Items from an interface collection
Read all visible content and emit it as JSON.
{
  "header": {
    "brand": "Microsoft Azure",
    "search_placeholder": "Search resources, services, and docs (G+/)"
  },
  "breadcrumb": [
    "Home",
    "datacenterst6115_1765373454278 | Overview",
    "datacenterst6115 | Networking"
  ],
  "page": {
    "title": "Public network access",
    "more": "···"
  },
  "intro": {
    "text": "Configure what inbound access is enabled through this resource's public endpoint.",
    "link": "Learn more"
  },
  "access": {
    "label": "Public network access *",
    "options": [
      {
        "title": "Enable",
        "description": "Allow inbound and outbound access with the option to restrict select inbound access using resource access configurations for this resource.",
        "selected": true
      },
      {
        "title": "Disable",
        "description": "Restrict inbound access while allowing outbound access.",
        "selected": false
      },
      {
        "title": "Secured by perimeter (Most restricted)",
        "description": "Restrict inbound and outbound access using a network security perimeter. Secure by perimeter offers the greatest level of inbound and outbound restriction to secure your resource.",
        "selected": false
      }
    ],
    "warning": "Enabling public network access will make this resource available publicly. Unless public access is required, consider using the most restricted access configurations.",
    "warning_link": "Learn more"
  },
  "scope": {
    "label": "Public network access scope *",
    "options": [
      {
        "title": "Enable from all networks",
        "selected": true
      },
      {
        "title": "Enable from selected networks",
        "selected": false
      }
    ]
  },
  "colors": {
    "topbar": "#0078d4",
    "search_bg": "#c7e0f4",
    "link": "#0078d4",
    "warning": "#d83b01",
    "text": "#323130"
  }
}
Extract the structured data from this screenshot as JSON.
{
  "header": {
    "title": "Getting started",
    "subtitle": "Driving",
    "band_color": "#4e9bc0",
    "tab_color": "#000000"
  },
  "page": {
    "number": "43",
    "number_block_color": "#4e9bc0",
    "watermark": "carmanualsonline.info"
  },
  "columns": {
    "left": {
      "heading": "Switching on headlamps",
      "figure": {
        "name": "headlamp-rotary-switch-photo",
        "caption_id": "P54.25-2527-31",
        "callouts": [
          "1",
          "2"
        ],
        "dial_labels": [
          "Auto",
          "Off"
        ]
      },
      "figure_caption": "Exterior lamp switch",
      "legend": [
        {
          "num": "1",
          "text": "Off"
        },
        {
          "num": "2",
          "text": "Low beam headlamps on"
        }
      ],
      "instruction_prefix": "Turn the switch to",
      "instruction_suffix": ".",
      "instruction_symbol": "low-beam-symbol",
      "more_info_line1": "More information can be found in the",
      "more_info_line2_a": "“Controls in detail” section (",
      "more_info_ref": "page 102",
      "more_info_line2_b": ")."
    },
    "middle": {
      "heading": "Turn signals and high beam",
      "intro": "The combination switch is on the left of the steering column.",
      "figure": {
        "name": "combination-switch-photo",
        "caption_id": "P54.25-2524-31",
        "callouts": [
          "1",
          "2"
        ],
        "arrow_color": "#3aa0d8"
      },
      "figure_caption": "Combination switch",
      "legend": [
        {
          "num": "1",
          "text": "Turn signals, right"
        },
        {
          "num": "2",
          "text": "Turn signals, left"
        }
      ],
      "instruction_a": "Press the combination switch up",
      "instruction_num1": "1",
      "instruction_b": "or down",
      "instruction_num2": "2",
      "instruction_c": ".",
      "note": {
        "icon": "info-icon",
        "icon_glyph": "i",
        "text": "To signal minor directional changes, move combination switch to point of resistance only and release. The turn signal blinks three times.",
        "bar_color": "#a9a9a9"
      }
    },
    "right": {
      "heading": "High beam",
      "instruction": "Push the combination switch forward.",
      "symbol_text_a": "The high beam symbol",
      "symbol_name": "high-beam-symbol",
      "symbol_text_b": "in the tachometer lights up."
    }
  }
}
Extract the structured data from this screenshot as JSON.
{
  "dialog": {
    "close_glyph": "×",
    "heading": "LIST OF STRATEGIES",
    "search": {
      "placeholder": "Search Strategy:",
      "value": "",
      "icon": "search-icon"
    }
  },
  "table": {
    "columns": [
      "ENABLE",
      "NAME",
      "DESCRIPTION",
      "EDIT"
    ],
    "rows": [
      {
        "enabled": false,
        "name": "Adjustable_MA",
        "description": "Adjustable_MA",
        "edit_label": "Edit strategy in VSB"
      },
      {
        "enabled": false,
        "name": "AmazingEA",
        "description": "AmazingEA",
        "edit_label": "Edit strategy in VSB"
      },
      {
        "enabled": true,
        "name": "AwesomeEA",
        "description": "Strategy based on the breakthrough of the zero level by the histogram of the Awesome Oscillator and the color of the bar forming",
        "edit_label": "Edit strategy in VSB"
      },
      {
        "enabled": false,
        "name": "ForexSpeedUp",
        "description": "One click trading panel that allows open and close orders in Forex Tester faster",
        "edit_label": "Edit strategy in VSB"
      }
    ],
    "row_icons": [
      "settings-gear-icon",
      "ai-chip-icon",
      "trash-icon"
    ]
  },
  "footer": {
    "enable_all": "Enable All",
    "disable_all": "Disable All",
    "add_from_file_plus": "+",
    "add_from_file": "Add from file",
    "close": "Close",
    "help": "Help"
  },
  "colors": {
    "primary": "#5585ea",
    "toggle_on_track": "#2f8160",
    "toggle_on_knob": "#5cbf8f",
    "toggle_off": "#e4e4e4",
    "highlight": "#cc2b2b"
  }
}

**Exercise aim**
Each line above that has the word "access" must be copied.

**Your response**
    "title": "Public network access",
    "text": "Configure what inbound access is enabled through this resource's public endpoint.",
  "access": {
    "label": "Public network access *",
        "description": "Allow inbound and outbound access with the option to restrict select inbound access using resource access configurations for this resource.",
        "description": "Restrict inbound access while allowing outbound access.",
        "description": "Restrict inbound and outbound access using a network security perimeter. Secure by perimeter offers the greatest level of inbound and outbound restriction to secure your resource.",
    "warning": "Enabling public network access will make this resource available publicly. Unless public access is required, consider using the most restricted access configurations.",
    "label": "Public network access scope *",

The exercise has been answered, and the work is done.